make payment on the check because of a defense-an agreement
between Ferruggio and Carillo that the check “was not
to be deposited and another method of payment would be
pursued.” (Resp. at 3-4).
Fargo also asserts that even if Ferruggio has a valid
defense, Wells Fargo is a holder in due course who took the
Check without notice of any defenses or claims, which would
limit any defenses proved by Ferruggio. (Mot. at 5-8).
Ferruggio contends that Wells Fargo “is not a holder in
due course” because Wells Fargo “did not exercise
reasonable commercial standards of fair dealing.”
(Resp. at 4).
also argues that “[a]ny existing security interest
claimed by [Wells Fargo] is limited to the amount of Check,
less any rightful set-offs and deductions, ” and that
Wells Fargo's security interest cannot exceed $75,
278.39, the amount that the account was overdrawn. (Reply at
“an unaccepted draft is dishonored, the drawer is
obliged to pay the draft . . . according to its terms at the
time it was issued . . . to a person entitled to enforce the
draft .” U.C.C. § 3-414(b). A “person
entitled to enforce” an instrument includes “the
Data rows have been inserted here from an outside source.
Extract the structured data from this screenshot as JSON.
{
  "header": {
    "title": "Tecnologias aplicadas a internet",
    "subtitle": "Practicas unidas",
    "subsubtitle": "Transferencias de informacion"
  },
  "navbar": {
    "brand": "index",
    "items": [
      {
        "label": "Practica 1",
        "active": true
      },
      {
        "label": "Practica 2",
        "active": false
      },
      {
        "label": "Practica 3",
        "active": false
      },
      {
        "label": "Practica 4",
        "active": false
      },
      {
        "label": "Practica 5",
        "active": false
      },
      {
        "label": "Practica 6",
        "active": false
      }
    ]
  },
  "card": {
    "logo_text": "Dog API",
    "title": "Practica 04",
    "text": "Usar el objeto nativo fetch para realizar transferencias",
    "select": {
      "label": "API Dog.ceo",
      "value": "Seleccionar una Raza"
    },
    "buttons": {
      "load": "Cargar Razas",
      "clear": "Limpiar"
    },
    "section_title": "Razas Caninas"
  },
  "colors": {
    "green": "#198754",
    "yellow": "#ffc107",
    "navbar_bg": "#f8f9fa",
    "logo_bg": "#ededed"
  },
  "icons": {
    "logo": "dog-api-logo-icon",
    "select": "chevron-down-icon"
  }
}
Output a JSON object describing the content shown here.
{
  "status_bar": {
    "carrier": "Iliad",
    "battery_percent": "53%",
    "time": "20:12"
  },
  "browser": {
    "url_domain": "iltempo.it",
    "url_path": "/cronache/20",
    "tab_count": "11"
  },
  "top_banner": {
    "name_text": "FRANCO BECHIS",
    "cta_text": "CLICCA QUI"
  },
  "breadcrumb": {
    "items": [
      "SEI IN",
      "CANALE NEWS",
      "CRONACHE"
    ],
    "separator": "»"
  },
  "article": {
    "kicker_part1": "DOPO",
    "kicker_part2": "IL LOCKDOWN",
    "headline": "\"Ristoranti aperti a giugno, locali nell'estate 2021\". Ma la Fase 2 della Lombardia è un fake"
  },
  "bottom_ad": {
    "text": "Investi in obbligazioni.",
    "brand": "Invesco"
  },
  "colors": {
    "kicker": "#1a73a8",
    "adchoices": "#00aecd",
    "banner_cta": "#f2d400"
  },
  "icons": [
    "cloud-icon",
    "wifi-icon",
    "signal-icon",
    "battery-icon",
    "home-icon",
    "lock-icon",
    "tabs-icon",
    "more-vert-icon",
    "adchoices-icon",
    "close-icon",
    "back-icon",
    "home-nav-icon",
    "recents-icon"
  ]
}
holder of an instrument.” U.C.C. § 3-301.
“If a customer delivers an item to a depositary bank
for collection . . . the depositary bank becomes a holder of
the item . . . if the customer at the time of delivery was a
holder of the item, whether or not the customer indorses the
item .” U.C.C. § 4-205. “Depositary banks
can be holders in due course of unendorsed checks if the
payee is its customer.” Conder v. Union Planters
Bank, N.A., 384 F.3d 397, 400 (7th Cir. 2004).
action brought with respect to an instrument where the
validity of signatures is admitted or proved, “a
plaintiff producing the instrument is entitled to payment if
the plaintiff proves entitlement to enforce the instrument
under Section 3-301, unless the defendant proves a defense or
claim in recoupment.” U.C.C. § 3-308. One such
defense a party may raise is that their obligation to pay the
instrument was “modified, supplemented, or nullified by
a separate agreement of the obligor and a person entitled to
enforce the instrument, if the instrument is issued or the
obligation is incurred in reliance on the agreement or as
part of the same transaction giving rise to the
agreement.” U.C.C. § 3-117; see also
§ 3-305(a)(2) (“[T]he right to enforce the
obligation of a party to pay an instrument is subject to . .
. a defense of the obligor stated in another section of this
“[t]he right of a holder in due course to
enforce the obligation of a party to pay the
instrument” is subject only to a limited list of
defenses. U.C.C. § 3-305(b) (emphasis added). The rights
of a holder in ...